Vienotā tirgus novērošanas centrs (VTNC) - Related Publications and other work
In order to gain a better understanding - from the organised civil society’s point of view - of the implementation of the Services Directive in the construction sector, the Single Market Observatory (SMO) in cooperation with the Labour Market Observatory (LMO) carried out a pilot study in a number of Member States of the European Union (Belgium, France, Germany, Poland, Portugal and Romania).
Single Market Observatory study on the workings of the Services Directive in the meat processing sector.
The "Space and Society: bridging the missing links" project aims at helping to generate and maintain political support for current and future space programmes on both EU and national levels; bringing the attention of a larger audience and downstream stakeholders to the announced benefits from the European space policy as well as defining new and concrete actions to be implemented in this context.
The pilot study on "The workings of the Services Directive in the construction sector" carried out by the Single Market Observatory (SMO) of the European Economic and Social Committee (EESC) was presented at the EESC Plenary on 30 April 2014.
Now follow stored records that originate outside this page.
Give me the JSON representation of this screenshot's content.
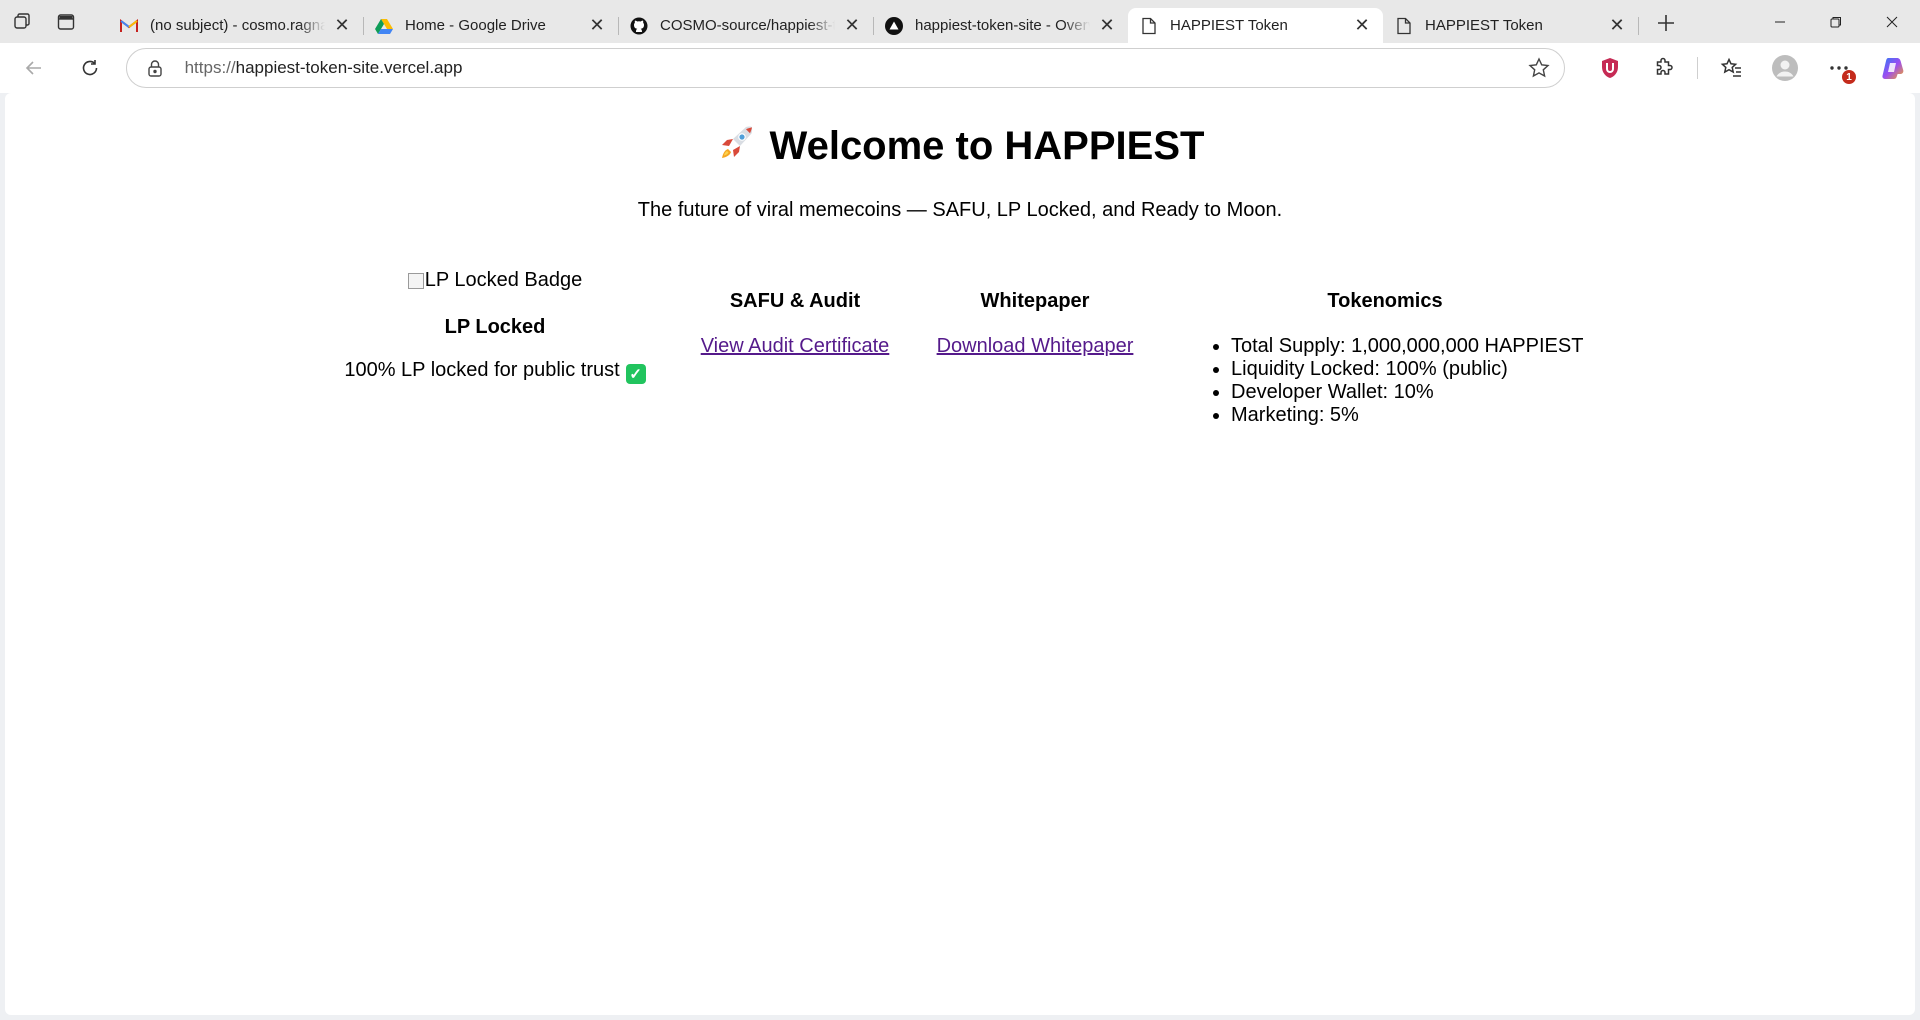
{
  "browser": {
    "tabs": [
      {
        "title": "(no subject) - cosmo.ragnar",
        "icon": "gmail-icon",
        "active": false
      },
      {
        "title": "Home - Google Drive",
        "icon": "google-drive-icon",
        "active": false
      },
      {
        "title": "COSMO-source/happiest-token",
        "icon": "github-icon",
        "active": false
      },
      {
        "title": "happiest-token-site - Overview",
        "icon": "vercel-icon",
        "active": false
      },
      {
        "title": "HAPPIEST Token",
        "icon": "page-icon",
        "active": true
      },
      {
        "title": "HAPPIEST Token",
        "icon": "page-icon",
        "active": false
      }
    ],
    "address": {
      "scheme": "https://",
      "host": "happiest-token-site.vercel.app"
    },
    "notification_count": "1"
  },
  "page": {
    "hero": {
      "emoji": "🚀",
      "title": "Welcome to HAPPIEST",
      "subtitle": "The future of viral memecoins — SAFU, LP Locked, and Ready to Moon."
    },
    "lp": {
      "image_alt": "LP Locked Badge",
      "heading": "LP Locked",
      "text": "100% LP locked for public trust"
    },
    "audit": {
      "heading": "SAFU & Audit",
      "link": "View Audit Certificate"
    },
    "whitepaper": {
      "heading": "Whitepaper",
      "link": "Download Whitepaper"
    },
    "tokenomics": {
      "heading": "Tokenomics",
      "items": [
        "Total Supply: 1,000,000,000 HAPPIEST",
        "Liquidity Locked: 100% (public)",
        "Developer Wallet: 10%",
        "Marketing: 5%"
      ]
    }
  },
  "colors": {
    "visited_link": "#551a8b",
    "check_green": "#21c45e"
  }
}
The report in all languages, a short video presentation by Mr Siecker, president of the Section for the Single Market, Production and Consumption (INT), the preliminary evaluation of the replies to the questionnaire and the staff working paper are available on our website:
Completion of the Single Market is one element necessary for the European venture to succeed. The EESC has a key role to play here, for the good of both consumers and business. To this end, the EESC set up a Single Market Observatory (SMO) in 1994, with the support of the European Commission, the European Parliament and the Council. The SMO is made up of 33 members representing European civil society organisations. Its aim is to monitor how the Single Market operates in practice, identify where the problems are and help legislators remedy existing shortcomings.